Coordination of government agencies vis-à-vis civil society and private sector stakeholders is also important for developing an accurate picture of climate finance received. To strengthen coordination, several countries, including Laos, Malawi and El Salvador, are developing online platforms where multiple stakeholders including non-government organizations can report ODA received. This type of initiative helps coordination among public, civil society, and private stakeholders and could be replicated or modified to explicitly capture information on climate finance.
Developing countries should build on these efforts to set up tracking systems and increase coordination among relevant stakeholders to improve information on climate finance received. Development partners should work with them to build monitoring and reporting capacities.

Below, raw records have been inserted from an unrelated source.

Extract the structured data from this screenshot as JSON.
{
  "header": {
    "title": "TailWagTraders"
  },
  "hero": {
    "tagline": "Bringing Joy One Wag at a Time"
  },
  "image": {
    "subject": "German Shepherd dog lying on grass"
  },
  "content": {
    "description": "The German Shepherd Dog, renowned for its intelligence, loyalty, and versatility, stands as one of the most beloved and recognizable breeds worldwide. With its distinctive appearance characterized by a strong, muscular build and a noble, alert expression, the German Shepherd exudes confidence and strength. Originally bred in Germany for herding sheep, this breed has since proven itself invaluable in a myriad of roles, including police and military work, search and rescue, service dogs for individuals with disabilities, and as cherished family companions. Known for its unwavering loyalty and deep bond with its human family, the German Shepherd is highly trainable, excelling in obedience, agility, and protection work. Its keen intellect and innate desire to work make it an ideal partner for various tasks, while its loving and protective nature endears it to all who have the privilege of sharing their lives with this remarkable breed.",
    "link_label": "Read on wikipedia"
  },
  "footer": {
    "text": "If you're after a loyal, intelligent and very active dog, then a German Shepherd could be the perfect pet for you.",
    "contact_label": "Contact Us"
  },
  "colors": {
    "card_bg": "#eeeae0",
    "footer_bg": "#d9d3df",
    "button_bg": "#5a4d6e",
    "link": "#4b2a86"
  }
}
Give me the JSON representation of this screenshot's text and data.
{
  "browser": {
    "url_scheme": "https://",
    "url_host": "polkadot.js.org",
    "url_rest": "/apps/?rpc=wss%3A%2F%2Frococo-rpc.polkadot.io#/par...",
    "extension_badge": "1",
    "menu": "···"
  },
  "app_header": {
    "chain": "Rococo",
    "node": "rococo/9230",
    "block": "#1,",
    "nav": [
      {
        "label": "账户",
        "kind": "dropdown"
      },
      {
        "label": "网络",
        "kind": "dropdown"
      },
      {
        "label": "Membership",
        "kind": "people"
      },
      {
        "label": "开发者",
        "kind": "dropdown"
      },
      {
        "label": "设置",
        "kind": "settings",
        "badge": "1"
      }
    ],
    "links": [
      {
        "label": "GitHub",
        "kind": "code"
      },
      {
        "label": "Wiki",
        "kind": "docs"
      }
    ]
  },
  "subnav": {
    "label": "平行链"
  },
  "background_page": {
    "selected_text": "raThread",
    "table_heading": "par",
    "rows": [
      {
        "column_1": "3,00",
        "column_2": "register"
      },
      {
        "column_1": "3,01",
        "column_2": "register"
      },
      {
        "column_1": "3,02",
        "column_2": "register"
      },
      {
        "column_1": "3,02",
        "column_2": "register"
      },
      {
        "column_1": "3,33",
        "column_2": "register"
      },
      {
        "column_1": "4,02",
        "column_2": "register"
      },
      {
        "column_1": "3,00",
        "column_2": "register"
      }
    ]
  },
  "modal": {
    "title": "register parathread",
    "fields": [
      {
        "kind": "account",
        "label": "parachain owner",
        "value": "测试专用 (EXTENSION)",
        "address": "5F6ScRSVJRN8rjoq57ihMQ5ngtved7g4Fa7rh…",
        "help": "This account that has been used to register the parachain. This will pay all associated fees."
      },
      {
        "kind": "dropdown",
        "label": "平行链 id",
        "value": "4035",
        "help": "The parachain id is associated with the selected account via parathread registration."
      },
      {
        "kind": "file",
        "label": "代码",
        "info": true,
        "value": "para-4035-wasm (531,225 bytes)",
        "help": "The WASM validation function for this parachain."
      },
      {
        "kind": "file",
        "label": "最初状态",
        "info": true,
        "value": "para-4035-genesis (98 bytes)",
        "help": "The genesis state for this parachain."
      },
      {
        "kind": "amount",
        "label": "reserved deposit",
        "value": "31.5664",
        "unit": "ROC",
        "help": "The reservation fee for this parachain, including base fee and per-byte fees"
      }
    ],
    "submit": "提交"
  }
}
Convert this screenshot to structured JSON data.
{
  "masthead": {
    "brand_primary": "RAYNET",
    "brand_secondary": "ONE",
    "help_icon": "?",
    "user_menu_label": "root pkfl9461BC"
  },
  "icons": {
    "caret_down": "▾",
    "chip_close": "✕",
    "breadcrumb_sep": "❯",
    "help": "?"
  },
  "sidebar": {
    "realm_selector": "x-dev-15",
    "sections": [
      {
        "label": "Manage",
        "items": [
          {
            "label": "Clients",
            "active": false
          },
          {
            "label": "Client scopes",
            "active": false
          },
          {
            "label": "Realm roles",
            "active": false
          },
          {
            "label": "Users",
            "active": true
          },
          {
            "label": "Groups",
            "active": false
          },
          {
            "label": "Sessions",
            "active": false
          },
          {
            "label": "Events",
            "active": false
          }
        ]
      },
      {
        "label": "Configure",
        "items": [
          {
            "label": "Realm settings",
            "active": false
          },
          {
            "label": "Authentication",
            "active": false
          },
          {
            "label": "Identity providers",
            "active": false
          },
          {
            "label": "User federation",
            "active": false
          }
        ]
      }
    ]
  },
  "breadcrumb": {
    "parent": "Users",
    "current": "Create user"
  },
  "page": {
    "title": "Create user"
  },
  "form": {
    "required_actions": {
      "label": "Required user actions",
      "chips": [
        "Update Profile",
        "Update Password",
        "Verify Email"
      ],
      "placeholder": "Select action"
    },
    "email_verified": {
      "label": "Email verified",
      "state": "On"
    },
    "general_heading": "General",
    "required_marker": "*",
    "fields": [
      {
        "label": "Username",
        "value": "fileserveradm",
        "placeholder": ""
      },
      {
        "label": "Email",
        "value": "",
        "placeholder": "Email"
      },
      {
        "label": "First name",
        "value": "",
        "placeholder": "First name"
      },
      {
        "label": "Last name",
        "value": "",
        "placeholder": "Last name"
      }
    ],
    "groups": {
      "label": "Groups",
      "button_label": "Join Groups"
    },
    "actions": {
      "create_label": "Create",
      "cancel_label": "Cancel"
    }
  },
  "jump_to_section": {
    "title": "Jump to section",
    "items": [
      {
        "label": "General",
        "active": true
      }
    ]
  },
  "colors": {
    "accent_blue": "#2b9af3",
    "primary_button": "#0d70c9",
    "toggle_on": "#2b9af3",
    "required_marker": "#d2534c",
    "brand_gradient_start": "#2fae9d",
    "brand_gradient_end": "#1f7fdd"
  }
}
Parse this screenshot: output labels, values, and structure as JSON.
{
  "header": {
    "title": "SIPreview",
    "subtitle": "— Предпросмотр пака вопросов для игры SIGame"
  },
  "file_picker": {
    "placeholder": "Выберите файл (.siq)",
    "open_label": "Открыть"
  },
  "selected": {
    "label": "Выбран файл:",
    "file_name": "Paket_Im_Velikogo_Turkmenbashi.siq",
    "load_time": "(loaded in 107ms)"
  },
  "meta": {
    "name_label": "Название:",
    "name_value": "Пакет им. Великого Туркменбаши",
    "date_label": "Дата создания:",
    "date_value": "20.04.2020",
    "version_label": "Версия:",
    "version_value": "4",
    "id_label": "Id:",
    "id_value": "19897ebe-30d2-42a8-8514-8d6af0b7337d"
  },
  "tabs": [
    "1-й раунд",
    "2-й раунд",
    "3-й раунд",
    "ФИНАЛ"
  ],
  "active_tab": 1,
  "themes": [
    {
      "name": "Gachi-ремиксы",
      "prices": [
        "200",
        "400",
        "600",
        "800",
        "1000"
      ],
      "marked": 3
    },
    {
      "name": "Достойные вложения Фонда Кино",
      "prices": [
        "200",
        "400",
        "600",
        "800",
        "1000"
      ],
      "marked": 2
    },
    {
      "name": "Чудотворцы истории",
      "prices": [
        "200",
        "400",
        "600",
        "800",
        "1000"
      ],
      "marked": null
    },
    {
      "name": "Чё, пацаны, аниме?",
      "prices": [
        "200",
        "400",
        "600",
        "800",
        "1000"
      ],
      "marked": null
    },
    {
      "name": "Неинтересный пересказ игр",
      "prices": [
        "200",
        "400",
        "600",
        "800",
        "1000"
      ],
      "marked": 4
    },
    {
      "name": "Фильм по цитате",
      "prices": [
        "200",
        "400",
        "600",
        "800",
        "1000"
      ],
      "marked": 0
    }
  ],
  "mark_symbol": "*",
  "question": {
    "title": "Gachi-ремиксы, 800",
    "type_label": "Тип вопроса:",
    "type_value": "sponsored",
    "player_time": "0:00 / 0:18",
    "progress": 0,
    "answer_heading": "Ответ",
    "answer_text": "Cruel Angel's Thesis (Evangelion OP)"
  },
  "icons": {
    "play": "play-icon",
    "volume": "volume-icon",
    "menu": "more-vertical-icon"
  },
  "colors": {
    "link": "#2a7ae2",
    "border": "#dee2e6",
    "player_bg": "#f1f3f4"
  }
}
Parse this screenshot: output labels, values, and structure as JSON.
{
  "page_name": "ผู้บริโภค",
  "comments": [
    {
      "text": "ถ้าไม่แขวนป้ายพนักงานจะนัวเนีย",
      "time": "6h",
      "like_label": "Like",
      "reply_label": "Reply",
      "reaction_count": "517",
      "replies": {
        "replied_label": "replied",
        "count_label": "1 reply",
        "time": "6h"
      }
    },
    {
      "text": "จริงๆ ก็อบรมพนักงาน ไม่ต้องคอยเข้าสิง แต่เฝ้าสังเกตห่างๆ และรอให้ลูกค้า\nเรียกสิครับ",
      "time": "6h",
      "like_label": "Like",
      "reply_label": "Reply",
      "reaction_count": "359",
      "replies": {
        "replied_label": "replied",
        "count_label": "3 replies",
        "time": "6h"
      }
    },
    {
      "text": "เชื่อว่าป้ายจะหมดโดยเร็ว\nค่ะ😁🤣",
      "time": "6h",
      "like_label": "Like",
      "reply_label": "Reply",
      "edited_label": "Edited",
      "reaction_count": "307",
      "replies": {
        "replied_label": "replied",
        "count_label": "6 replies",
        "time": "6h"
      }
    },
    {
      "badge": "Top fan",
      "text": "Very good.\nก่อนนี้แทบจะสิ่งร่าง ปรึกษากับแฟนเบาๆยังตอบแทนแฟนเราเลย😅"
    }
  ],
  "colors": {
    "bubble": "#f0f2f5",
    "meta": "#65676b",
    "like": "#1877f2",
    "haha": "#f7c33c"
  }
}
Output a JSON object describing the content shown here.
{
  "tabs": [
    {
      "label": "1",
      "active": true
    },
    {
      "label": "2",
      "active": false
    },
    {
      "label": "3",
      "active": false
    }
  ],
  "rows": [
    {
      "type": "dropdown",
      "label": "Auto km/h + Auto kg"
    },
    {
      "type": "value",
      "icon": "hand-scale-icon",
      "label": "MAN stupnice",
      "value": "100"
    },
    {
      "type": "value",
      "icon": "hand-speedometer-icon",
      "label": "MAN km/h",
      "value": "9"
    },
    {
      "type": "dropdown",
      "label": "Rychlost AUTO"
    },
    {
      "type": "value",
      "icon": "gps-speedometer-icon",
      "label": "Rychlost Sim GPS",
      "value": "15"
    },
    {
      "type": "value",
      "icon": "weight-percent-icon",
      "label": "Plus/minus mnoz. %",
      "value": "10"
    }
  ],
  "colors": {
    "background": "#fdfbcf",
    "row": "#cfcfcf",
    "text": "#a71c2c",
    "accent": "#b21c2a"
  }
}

That said, it is important to keep in mind the important role that developed countries play in enhancing information about climate finance. In particular, they should make information available to the public about climate finance that is provided to developing countries, and about how climate finance is defined and measured. This topic is particularly relevant now as the Standing Committee on Finance (SC)—which is mandated to ensure coherence in the delivery, monitoring, and reporting of climate finance within the framework of the UNFCCC—meets for the seventh time in Bonn from June 16th to 18th. For this meeting, the SC will agree on guidelines for developed countries’ biennial reports, which present estimates of funding provided by developed countries to developing countries for adaptation and mitigation activities. These reports will allow comparison and tracking of finance flows, and will also help determine whether we are on track to leverage the $100 billion pledged by developed countries for climate change mitigation and adaptation. Although the meeting of the SC might not address all reporting issues, clear guidance from the committee could greatly improve the reporting capacities of climate finance providers. Progress on this subject will help to develop a more accurate picture of how money flows to climate projects in the developing world.